== What to do ==
Read the data below. Then repeat all of it exactly.

== Available data ==
Content starts

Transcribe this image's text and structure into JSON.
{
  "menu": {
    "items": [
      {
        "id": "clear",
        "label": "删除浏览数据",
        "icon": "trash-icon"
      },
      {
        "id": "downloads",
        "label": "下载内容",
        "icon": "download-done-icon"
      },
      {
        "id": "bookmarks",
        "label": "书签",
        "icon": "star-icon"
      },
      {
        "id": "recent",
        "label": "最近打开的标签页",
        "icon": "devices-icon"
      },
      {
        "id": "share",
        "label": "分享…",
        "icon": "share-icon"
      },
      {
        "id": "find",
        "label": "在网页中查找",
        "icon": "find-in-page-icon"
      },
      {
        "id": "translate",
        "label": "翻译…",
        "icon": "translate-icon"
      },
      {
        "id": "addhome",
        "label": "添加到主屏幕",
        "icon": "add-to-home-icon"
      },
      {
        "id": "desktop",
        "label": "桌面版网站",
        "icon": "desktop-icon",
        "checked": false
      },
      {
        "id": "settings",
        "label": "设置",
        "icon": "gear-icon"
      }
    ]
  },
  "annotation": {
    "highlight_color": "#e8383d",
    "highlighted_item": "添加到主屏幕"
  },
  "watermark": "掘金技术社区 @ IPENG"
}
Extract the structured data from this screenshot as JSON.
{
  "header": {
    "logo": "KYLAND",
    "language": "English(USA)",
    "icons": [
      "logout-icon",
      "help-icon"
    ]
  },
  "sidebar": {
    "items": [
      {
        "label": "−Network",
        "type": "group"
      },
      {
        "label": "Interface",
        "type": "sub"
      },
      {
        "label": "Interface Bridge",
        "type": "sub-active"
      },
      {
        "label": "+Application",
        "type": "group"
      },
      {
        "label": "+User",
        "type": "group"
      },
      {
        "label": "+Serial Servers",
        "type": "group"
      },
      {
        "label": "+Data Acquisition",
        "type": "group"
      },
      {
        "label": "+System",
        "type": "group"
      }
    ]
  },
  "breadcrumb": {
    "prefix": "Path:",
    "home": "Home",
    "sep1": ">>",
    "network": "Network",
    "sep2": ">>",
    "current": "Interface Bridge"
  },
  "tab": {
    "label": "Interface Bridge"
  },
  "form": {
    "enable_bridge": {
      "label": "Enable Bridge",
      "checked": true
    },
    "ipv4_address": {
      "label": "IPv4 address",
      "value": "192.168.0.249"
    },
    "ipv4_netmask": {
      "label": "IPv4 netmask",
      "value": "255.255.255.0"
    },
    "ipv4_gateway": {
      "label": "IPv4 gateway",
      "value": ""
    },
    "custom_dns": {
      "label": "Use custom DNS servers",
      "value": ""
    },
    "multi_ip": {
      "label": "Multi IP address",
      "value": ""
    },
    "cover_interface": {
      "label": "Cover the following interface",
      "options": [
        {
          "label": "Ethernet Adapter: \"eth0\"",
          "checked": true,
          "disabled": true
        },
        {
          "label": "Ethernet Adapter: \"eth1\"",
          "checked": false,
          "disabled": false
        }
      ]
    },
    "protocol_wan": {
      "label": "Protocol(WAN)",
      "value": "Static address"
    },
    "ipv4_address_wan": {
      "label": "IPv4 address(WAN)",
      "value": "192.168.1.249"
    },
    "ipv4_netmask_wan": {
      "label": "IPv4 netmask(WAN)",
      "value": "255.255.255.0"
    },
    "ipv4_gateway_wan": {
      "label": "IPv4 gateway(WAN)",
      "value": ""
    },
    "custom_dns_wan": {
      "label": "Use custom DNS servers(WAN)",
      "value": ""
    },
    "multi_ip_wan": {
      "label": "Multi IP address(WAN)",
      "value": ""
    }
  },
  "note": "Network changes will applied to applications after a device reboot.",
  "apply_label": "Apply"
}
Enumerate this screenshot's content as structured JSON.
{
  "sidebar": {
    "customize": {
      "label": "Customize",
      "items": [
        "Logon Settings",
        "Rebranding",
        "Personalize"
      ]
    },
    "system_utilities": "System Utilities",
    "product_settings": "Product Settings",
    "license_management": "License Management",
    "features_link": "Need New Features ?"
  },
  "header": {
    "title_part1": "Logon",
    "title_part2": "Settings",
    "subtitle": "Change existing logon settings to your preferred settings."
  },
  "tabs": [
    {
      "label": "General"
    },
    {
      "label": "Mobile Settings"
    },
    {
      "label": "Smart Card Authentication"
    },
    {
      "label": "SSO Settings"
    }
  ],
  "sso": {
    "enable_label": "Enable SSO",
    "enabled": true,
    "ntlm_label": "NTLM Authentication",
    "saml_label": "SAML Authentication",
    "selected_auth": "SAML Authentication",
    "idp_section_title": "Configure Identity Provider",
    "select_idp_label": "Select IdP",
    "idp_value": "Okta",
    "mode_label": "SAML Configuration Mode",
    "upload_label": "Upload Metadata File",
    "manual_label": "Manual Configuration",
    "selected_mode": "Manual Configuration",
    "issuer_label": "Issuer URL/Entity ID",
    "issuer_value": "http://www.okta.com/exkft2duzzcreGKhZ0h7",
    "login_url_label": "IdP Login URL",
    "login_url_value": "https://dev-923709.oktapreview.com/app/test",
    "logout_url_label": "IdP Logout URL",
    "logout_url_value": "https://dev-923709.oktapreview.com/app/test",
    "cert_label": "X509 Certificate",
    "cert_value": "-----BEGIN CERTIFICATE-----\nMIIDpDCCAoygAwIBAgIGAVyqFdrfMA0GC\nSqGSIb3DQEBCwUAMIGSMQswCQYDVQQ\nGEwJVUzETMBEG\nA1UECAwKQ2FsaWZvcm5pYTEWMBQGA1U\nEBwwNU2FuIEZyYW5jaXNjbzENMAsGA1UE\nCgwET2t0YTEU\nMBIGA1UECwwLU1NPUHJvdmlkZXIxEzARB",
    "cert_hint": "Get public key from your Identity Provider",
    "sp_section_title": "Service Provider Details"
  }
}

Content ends

== Task answer ==
Transcribe this image's text and structure into JSON.
{
  "menu": {
    "items": [
      {
        "id": "clear",
        "label": "删除浏览数据",
        "icon": "trash-icon"
      },
      {
        "id": "downloads",
        "label": "下载内容",
        "icon": "download-done-icon"
      },
      {
        "id": "bookmarks",
        "label": "书签",
        "icon": "star-icon"
      },
      {
        "id": "recent",
        "label": "最近打开的标签页",
        "icon": "devices-icon"
      },
      {
        "id": "share",
        "label": "分享…",
        "icon": "share-icon"
      },
      {
        "id": "find",
        "label": "在网页中查找",
        "icon": "find-in-page-icon"
      },
      {
        "id": "translate",
        "label": "翻译…",
        "icon": "translate-icon"
      },
      {
        "id": "addhome",
        "label": "添加到主屏幕",
        "icon": "add-to-home-icon"
      },
      {
        "id": "desktop",
        "label": "桌面版网站",
        "icon": "desktop-icon",
        "checked": false
      },
      {
        "id": "settings",
        "label": "设置",
        "icon": "gear-icon"
      }
    ]
  },
  "annotation": {
    "highlight_color": "#e8383d",
    "highlighted_item": "添加到主屏幕"
  },
  "watermark": "掘金技术社区 @ IPENG"
}
Extract the structured data from this screenshot as JSON.
{
  "header": {
    "logo": "KYLAND",
    "language": "English(USA)",
    "icons": [
      "logout-icon",
      "help-icon"
    ]
  },
  "sidebar": {
    "items": [
      {
        "label": "−Network",
        "type": "group"
      },
      {
        "label": "Interface",
        "type": "sub"
      },
      {
        "label": "Interface Bridge",
        "type": "sub-active"
      },
      {
        "label": "+Application",
        "type": "group"
      },
      {
        "label": "+User",
        "type": "group"
      },
      {
        "label": "+Serial Servers",
        "type": "group"
      },
      {
        "label": "+Data Acquisition",
        "type": "group"
      },
      {
        "label": "+System",
        "type": "group"
      }
    ]
  },
  "breadcrumb": {
    "prefix": "Path:",
    "home": "Home",
    "sep1": ">>",
    "network": "Network",
    "sep2": ">>",
    "current": "Interface Bridge"
  },
  "tab": {
    "label": "Interface Bridge"
  },
  "form": {
    "enable_bridge": {
      "label": "Enable Bridge",
      "checked": true
    },
    "ipv4_address": {
      "label": "IPv4 address",
      "value": "192.168.0.249"
    },
    "ipv4_netmask": {
      "label": "IPv4 netmask",
      "value": "255.255.255.0"
    },
    "ipv4_gateway": {
      "label": "IPv4 gateway",
      "value": ""
    },
    "custom_dns": {
      "label": "Use custom DNS servers",
      "value": ""
    },
    "multi_ip": {
      "label": "Multi IP address",
      "value": ""
    },
    "cover_interface": {
      "label": "Cover the following interface",
      "options": [
        {
          "label": "Ethernet Adapter: \"eth0\"",
          "checked": true,
          "disabled": true
        },
        {
          "label": "Ethernet Adapter: \"eth1\"",
          "checked": false,
          "disabled": false
        }
      ]
    },
    "protocol_wan": {
      "label": "Protocol(WAN)",
      "value": "Static address"
    },
    "ipv4_address_wan": {
      "label": "IPv4 address(WAN)",
      "value": "192.168.1.249"
    },
    "ipv4_netmask_wan": {
      "label": "IPv4 netmask(WAN)",
      "value": "255.255.255.0"
    },
    "ipv4_gateway_wan": {
      "label": "IPv4 gateway(WAN)",
      "value": ""
    },
    "custom_dns_wan": {
      "label": "Use custom DNS servers(WAN)",
      "value": ""
    },
    "multi_ip_wan": {
      "label": "Multi IP address(WAN)",
      "value": ""
    }
  },
  "note": "Network changes will applied to applications after a device reboot.",
  "apply_label": "Apply"
}
Enumerate this screenshot's content as structured JSON.
{
  "sidebar": {
    "customize": {
      "label": "Customize",
      "items": [
        "Logon Settings",
        "Rebranding",
        "Personalize"
      ]
    },
    "system_utilities": "System Utilities",
    "product_settings": "Product Settings",
    "license_management": "License Management",
    "features_link": "Need New Features ?"
  },
  "header": {
    "title_part1": "Logon",
    "title_part2": "Settings",
    "subtitle": "Change existing logon settings to your preferred settings."
  },
  "tabs": [
    {
      "label": "General"
    },
    {
      "label": "Mobile Settings"
    },
    {
      "label": "Smart Card Authentication"
    },
    {
      "label": "SSO Settings"
    }
  ],
  "sso": {
    "enable_label": "Enable SSO",
    "enabled": true,
    "ntlm_label": "NTLM Authentication",
    "saml_label": "SAML Authentication",
    "selected_auth": "SAML Authentication",
    "idp_section_title": "Configure Identity Provider",
    "select_idp_label": "Select IdP",
    "idp_value": "Okta",
    "mode_label": "SAML Configuration Mode",
    "upload_label": "Upload Metadata File",
    "manual_label": "Manual Configuration",
    "selected_mode": "Manual Configuration",
    "issuer_label": "Issuer URL/Entity ID",
    "issuer_value": "http://www.okta.com/exkft2duzzcreGKhZ0h7",
    "login_url_label": "IdP Login URL",
    "login_url_value": "https://dev-923709.oktapreview.com/app/test",
    "logout_url_label": "IdP Logout URL",
    "logout_url_value": "https://dev-923709.oktapreview.com/app/test",
    "cert_label": "X509 Certificate",
    "cert_value": "-----BEGIN CERTIFICATE-----\nMIIDpDCCAoygAwIBAgIGAVyqFdrfMA0GC\nSqGSIb3DQEBCwUAMIGSMQswCQYDVQQ\nGEwJVUzETMBEG\nA1UECAwKQ2FsaWZvcm5pYTEWMBQGA1U\nEBwwNU2FuIEZyYW5jaXNjbzENMAsGA1UE\nCgwET2t0YTEU\nMBIGA1UECwwLU1NPUHJvdmlkZXIxEzARB",
    "cert_hint": "Get public key from your Identity Provider",
    "sp_section_title": "Service Provider Details"
  }
}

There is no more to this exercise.